Cold in winter and heat in summer get in through any openings or thinner places in the outer shell of the house. Here’s what my local utility website has to say:
“If your home was built before 1982, it should be checked to see if it has R19 insulation, about six inches deep, across your entire attic. Energy Star® estimates that you can save up to 20 percent on heating and cooling costs (or up to ten percent on the total annual energy bill) by sealing and insulating the “envelope” of your home – its outer walls, ceiling, windows, doors and floors. You can have your attic checked for adequate insulation by scheduling a free Home Energy Survey. If you do need ceiling insulation, FPL can help you pay part of the cost with rebates up to $300.”
Maybe your local utility also offers rebates, information and assistance.
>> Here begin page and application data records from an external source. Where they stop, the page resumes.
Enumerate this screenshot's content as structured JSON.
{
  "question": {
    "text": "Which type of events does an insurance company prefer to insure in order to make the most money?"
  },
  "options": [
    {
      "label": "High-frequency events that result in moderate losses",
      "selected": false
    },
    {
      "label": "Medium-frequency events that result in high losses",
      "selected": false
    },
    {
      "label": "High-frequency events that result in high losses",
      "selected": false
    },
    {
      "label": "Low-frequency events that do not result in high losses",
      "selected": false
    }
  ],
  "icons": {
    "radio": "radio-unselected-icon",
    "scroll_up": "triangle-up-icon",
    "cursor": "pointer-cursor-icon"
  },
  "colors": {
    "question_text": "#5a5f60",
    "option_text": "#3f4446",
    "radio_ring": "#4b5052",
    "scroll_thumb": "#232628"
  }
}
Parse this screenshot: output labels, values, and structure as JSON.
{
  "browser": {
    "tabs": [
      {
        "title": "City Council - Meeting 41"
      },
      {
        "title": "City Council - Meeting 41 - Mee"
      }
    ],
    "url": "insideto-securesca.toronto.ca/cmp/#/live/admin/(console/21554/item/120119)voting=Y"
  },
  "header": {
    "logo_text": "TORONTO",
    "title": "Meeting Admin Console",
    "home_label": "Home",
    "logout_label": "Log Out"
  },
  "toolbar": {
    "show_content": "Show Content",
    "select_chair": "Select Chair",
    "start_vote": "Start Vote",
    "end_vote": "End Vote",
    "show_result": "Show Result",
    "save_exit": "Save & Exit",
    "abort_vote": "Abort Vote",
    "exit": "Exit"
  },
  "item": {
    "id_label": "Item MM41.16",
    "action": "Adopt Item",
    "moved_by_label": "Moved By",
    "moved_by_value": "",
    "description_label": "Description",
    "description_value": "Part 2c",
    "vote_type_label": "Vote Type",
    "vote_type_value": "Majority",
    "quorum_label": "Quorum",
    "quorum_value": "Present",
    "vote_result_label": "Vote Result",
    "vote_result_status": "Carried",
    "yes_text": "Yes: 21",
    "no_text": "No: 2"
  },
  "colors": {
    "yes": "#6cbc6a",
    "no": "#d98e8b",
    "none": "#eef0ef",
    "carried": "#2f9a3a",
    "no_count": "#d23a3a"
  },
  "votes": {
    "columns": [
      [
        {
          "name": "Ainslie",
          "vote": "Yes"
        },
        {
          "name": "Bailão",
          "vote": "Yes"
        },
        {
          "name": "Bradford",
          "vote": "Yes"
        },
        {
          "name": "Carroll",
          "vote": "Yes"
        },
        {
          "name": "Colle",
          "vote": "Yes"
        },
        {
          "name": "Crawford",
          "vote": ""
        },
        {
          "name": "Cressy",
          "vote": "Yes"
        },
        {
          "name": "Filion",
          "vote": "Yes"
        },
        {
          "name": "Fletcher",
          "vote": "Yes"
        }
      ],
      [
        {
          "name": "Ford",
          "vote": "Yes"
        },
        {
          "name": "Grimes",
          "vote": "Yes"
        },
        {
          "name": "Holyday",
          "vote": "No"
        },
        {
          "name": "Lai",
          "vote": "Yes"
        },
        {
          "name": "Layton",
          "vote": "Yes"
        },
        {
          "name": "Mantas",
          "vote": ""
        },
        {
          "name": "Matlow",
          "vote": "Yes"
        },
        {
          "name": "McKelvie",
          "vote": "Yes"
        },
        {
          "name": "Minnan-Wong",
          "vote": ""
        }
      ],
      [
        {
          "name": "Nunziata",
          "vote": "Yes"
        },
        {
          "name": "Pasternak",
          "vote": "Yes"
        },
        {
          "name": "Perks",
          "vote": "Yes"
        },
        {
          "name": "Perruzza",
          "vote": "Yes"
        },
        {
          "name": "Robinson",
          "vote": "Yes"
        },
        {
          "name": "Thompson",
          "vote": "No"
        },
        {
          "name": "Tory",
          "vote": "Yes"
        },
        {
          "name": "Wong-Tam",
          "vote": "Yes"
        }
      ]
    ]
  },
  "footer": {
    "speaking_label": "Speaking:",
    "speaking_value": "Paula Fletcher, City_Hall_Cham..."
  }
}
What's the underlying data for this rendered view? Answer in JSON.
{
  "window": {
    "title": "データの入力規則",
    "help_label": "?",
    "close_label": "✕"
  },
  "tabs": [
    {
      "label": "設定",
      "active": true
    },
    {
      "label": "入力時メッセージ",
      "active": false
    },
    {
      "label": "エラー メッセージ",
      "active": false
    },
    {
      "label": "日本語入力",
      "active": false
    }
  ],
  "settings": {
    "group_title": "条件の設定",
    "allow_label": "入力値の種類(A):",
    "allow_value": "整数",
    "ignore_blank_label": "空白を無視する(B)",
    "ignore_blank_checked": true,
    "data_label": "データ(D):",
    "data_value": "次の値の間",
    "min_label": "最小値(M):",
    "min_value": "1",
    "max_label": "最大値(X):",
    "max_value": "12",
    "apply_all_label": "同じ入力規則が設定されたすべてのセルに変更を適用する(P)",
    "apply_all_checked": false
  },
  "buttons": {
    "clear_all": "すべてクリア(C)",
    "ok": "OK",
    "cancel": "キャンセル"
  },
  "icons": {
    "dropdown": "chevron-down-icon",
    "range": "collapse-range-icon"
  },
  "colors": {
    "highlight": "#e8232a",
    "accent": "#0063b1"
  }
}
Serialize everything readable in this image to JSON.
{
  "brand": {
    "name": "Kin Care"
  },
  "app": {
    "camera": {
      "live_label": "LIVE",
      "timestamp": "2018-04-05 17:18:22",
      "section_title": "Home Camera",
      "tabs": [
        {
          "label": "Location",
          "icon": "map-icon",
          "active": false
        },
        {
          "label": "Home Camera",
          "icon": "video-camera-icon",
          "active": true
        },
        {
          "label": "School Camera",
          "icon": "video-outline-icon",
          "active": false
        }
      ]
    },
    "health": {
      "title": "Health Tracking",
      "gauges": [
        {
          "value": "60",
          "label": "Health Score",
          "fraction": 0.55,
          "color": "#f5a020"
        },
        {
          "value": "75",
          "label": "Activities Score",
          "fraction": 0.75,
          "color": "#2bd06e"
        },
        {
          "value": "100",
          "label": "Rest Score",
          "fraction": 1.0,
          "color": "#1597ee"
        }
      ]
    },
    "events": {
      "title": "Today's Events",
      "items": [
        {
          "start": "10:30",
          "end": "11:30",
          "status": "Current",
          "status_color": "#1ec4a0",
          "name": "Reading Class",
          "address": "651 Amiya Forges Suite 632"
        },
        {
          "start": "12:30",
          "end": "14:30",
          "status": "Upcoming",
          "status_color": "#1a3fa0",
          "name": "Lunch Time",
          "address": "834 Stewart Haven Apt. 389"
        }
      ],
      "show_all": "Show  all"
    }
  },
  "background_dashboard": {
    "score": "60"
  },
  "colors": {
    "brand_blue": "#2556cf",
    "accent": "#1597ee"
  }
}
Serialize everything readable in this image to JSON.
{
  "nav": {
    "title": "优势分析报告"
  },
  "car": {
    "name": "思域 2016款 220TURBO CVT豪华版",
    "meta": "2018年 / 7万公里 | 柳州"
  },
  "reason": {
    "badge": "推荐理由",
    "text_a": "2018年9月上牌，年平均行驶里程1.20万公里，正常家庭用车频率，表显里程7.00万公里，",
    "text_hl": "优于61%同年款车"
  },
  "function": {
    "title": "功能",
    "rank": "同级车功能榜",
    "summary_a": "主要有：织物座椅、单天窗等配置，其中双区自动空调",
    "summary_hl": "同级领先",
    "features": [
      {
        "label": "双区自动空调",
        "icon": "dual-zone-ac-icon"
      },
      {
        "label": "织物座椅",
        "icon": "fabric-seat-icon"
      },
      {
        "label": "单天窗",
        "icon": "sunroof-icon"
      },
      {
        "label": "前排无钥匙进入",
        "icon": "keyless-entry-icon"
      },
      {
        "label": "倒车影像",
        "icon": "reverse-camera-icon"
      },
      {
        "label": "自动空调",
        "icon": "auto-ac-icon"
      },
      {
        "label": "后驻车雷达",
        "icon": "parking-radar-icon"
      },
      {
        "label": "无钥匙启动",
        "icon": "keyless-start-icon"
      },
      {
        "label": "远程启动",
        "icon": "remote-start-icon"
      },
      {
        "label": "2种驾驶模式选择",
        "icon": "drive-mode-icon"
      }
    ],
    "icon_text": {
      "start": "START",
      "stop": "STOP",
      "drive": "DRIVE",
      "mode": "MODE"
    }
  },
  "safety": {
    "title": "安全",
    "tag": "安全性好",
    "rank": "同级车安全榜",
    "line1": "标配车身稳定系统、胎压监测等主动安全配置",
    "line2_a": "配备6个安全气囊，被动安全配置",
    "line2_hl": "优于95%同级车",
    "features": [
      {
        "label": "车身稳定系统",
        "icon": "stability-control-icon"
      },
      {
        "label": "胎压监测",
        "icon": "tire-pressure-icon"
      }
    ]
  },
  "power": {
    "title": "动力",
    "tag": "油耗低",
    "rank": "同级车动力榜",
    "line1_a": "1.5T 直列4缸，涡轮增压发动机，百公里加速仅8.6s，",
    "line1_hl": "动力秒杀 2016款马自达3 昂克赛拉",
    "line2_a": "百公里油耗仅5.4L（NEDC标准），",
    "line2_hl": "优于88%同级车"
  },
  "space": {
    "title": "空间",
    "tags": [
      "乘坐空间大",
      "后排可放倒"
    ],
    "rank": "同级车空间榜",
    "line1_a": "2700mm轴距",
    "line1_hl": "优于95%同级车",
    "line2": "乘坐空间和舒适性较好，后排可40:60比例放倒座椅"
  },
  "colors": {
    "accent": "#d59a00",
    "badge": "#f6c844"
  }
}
If you live where it snows, you can detect internal heat leaks by checking the roof. If one area thaws faster than others do, then heat is getting into the attic from a specific area. If your whole roof is thawed, and your neighbors’ roofs aren’t, you seriously need some insulation.